In the beginning, the Lao PDR was spared from hosting and chairing the annual summits and ministerial meetings but before long it was doing that. It must have by now chaired the Asean Summit of the Leaders four times.
Since becoming an Asean member, the Lao PDR’s gross domestic product has grown into one of the fastest rates in the world, but because it started from a low base it is for now still a poor country. It has made considerable progress at universalizing primary schooling, but the latest figure stands at less than 80 percent of children of primary school age.
To be sure, the Asean has paid special attention to the development of the Mekong Delta countries. Its slogan “No one should be left behind” (Walang iwanan) refers to the problem of non-inclusiveness of some sectors in the domestic economy but also applies as well to Asean members lagging behind others economically.
Regional solutions to education problems
It is time that we look beyond out navels. It is timely perhaps to search for regional solutions to the problems of the educational sector of the Lao PDR or any other member-country of Asean. I noticed that there is an Asean University Network. There is an Asean Network for Teacher Education. Shouldn’t there also be an Asean Primary School Network?

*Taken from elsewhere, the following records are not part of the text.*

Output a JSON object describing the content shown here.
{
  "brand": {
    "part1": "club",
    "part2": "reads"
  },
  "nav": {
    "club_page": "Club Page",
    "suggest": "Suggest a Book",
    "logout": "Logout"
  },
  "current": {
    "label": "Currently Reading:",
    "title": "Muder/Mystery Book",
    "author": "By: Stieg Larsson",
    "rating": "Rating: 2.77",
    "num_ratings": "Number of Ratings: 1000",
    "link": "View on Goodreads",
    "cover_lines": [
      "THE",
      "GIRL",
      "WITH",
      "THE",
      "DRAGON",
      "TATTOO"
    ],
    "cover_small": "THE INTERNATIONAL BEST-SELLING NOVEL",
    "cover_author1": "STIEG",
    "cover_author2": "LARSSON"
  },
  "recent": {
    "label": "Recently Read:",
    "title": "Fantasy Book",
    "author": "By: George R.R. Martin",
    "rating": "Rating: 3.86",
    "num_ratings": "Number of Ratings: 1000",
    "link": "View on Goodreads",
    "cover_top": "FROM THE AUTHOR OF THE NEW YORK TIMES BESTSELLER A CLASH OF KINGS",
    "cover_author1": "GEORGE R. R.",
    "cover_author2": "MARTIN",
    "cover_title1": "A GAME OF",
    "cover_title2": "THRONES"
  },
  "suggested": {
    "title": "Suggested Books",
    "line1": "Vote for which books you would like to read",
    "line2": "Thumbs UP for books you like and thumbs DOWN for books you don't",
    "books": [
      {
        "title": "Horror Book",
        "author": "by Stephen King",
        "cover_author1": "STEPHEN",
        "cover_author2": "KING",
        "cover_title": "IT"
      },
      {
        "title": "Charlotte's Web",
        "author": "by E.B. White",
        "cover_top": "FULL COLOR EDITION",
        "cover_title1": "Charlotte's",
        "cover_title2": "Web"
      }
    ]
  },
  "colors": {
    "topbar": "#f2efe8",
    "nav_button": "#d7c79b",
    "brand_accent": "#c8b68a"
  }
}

I believe that the World Council for Curriculum and Instruction should study the impact of the fast advances in communication and information technology, not only logistics-wise but also content- or curriculum-wise. There are reasons to be concerned that these advances serve to erode the values of civilization and further fragment mankind. There is a need more than ever for an education that enables the individual to make informed choices and decisions that redound to the benefit of himself and his fellowmen.
It is timely for the educational sector to consider what it can contribute to the realization in 2025 of the Asean Community. The Asean education ministers are resolved to enhance regional cooperation in education and identified as priorities, among others, promoting Asean awareness among Asean citizens, particularly the youth, and strengthening Asean identity through education. I believe the strengthening of Asean identity must start from an appreciation of the wonderful diversity among the peoples of Asean, including the variety of ethnicities such as the Lao PDR has. Instead of being viewed as obstacles to the unity of Asean, these ethnicities might contribute to that sense of identity. For instance, I have seen many features in common among indigenous cultural groups of a number of countries. I surmise that these were not just brought about by accident. These arise from a common closeness to Nature and its elements. Their generally peace-loving character come from their abiding concern for Nature’s conservation.